We discourage you from attempting to mount your Imatest test chart yourself because there are many variables that can negatively affect your image quality measurements, such as bubbling, rippling or misalignment of the chart.
Hang your chart on a vertical, smooth flat surface, such as a magnetic whiteboard. If you are planning on doing a lot of testing, consider the Modular Test Chart Mounting System, which offers great efficiency and versatility. If you are testing with multiple charts, there are overall cost savings associated with this system rather than having each test chart mounted individually. The base model consists of a 48″ x 75″ (122 x 190.5 cm) gray center panel attached to a rolling stand frame, allowing you to easily mount charts.
Proper alignment of your camera is of utmost importance for accurate chart measurement. This can be achieved using items you likely already have readily available in the home, such as a hand mirror and a bubble level (attaching it to the camera’s accessory shoe can be of great help when aligning the camera to test charts).
Mirror trick for camera alignment
The mirror trick uses a mirror held against the center of the chart to align the camera’s lens to the center point of the chart. Depending on how far your test chart is from your camera, you may want a second person to help. In the example below, we locate the center point of the dot pattern test chart.

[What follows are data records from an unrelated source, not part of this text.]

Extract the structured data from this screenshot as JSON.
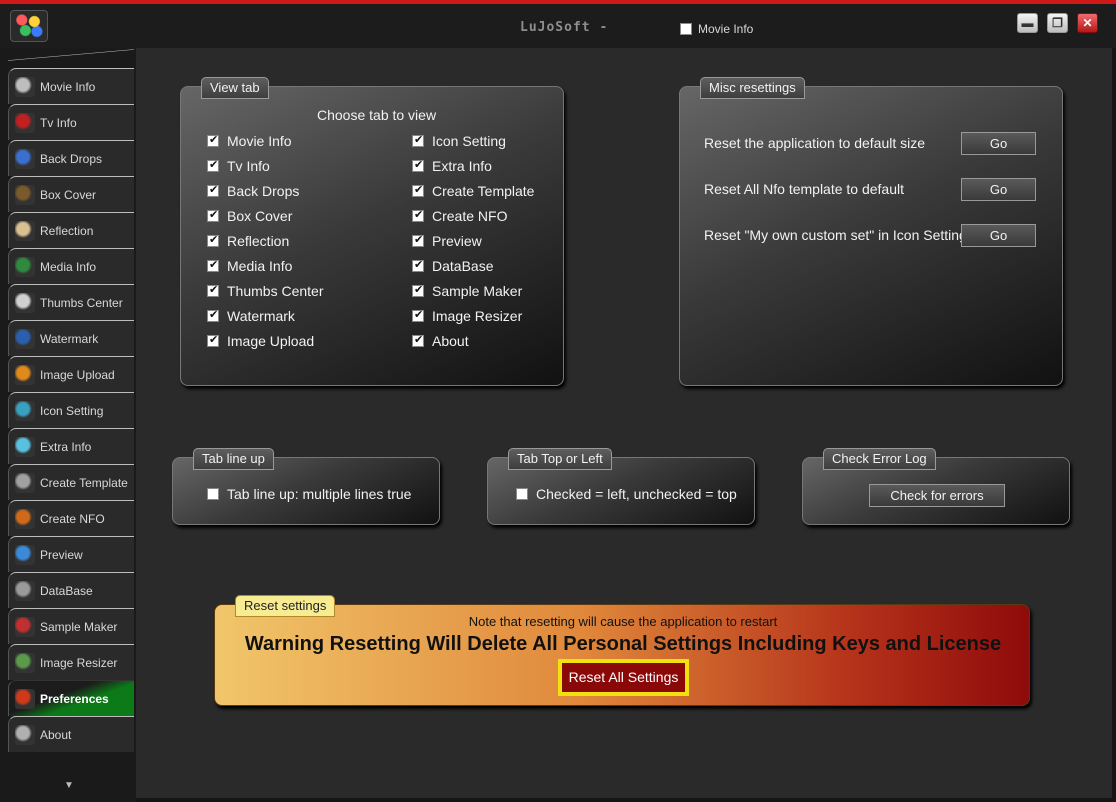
{
  "titlebar": {
    "title": "LuJoSoft -",
    "checkbox_label": "Movie Info",
    "checkbox_checked": false,
    "minimize_icon": "minimize-icon",
    "maximize_icon": "maximize-icon",
    "close_icon": "close-icon"
  },
  "sidebar": {
    "items": [
      {
        "label": "Movie Info",
        "icon": "film-reel-icon",
        "color": "#bdbdbd"
      },
      {
        "label": "Tv Info",
        "icon": "tv-icon",
        "color": "#c02020"
      },
      {
        "label": "Back Drops",
        "icon": "backdrop-icon",
        "color": "#3a6fd0"
      },
      {
        "label": "Box Cover",
        "icon": "box-cover-icon",
        "color": "#7a5a2a"
      },
      {
        "label": "Reflection",
        "icon": "reflection-icon",
        "color": "#d8c090"
      },
      {
        "label": "Media Info",
        "icon": "media-info-icon",
        "color": "#2f8a3f"
      },
      {
        "label": "Thumbs Center",
        "icon": "thumbs-icon",
        "color": "#d0d0d0"
      },
      {
        "label": "Watermark",
        "icon": "watermark-icon",
        "color": "#2a5fb0"
      },
      {
        "label": "Image Upload",
        "icon": "upload-icon",
        "color": "#e08a1a"
      },
      {
        "label": "Icon Setting",
        "icon": "gear-icon",
        "color": "#3aa0c0"
      },
      {
        "label": "Extra Info",
        "icon": "extra-info-icon",
        "color": "#5ac0e0"
      },
      {
        "label": "Create Template",
        "icon": "template-icon",
        "color": "#a0a0a0"
      },
      {
        "label": "Create NFO",
        "icon": "nfo-icon",
        "color": "#d06a1a"
      },
      {
        "label": "Preview",
        "icon": "eye-icon",
        "color": "#3a8ad8"
      },
      {
        "label": "DataBase",
        "icon": "database-icon",
        "color": "#9a9a9a"
      },
      {
        "label": "Sample Maker",
        "icon": "clapperboard-icon",
        "color": "#c03030"
      },
      {
        "label": "Image Resizer",
        "icon": "resize-icon",
        "color": "#5a9a4a"
      },
      {
        "label": "Preferences",
        "icon": "wrench-icon",
        "color": "#d03a1a"
      },
      {
        "label": "About",
        "icon": "user-icon",
        "color": "#b0b0b0"
      }
    ],
    "active_index": 17,
    "scroll_icon": "arrow-down-icon"
  },
  "view_tab": {
    "title": "View tab",
    "heading": "Choose tab to view",
    "left": [
      {
        "label": "Movie Info",
        "checked": true
      },
      {
        "label": "Tv Info",
        "checked": true
      },
      {
        "label": "Back Drops",
        "checked": true
      },
      {
        "label": "Box Cover",
        "checked": true
      },
      {
        "label": "Reflection",
        "checked": true
      },
      {
        "label": "Media Info",
        "checked": true
      },
      {
        "label": "Thumbs Center",
        "checked": true
      },
      {
        "label": "Watermark",
        "checked": true
      },
      {
        "label": "Image Upload",
        "checked": true
      }
    ],
    "right": [
      {
        "label": "Icon Setting",
        "checked": true
      },
      {
        "label": "Extra Info",
        "checked": true
      },
      {
        "label": "Create Template",
        "checked": true
      },
      {
        "label": "Create NFO",
        "checked": true
      },
      {
        "label": "Preview",
        "checked": true
      },
      {
        "label": "DataBase",
        "checked": true
      },
      {
        "label": "Sample Maker",
        "checked": true
      },
      {
        "label": "Image Resizer",
        "checked": true
      },
      {
        "label": "About",
        "checked": true
      }
    ]
  },
  "misc": {
    "title": "Misc resettings",
    "rows": [
      {
        "label": "Reset the application to default size",
        "button": "Go"
      },
      {
        "label": "Reset All Nfo template to default",
        "button": "Go"
      },
      {
        "label": "Reset \"My own custom set\" in Icon Setting",
        "button": "Go"
      }
    ]
  },
  "tab_line_up": {
    "title": "Tab line up",
    "label": "Tab line up: multiple lines true",
    "checked": false
  },
  "tab_top_left": {
    "title": "Tab Top or Left",
    "label": "Checked = left, unchecked = top",
    "checked": false
  },
  "error_log": {
    "title": "Check Error Log",
    "button": "Check for errors"
  },
  "reset": {
    "title": "Reset settings",
    "note": "Note that resetting will cause the application to restart",
    "warning": "Warning Resetting Will Delete All Personal Settings Including Keys and License",
    "button": "Reset All Settings"
  }
}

- Hold the mirror flat against your test chart as shown in the photo.
- Look through the camera’s viewfinder while adjusting horizontally until the lens appears centered in the mirror.
- The camera is positioned properly if the center of the lens is aligned with the center of the chart — so, you will see the camera’s lens in the center of the mirror through the viewfinder, where the vertical and horizontal lines cross.
- Shift the camera horizontally until vertical alignment is achieved.
- For horizontal adjustment, rotate (pan) the tripod pan/tilt head so the chart is centered in the viewfinder.
- At this point you should be close enough to correct alignments so the final, fine adjustments should proceed quickly.
Hint: to verify alignment, you can use a grid feature on your camera’s viewfinder, if you have one, or take a photo and measure the location of the lens on the mirror/chart in a post-production program such as Adobe Photoshop.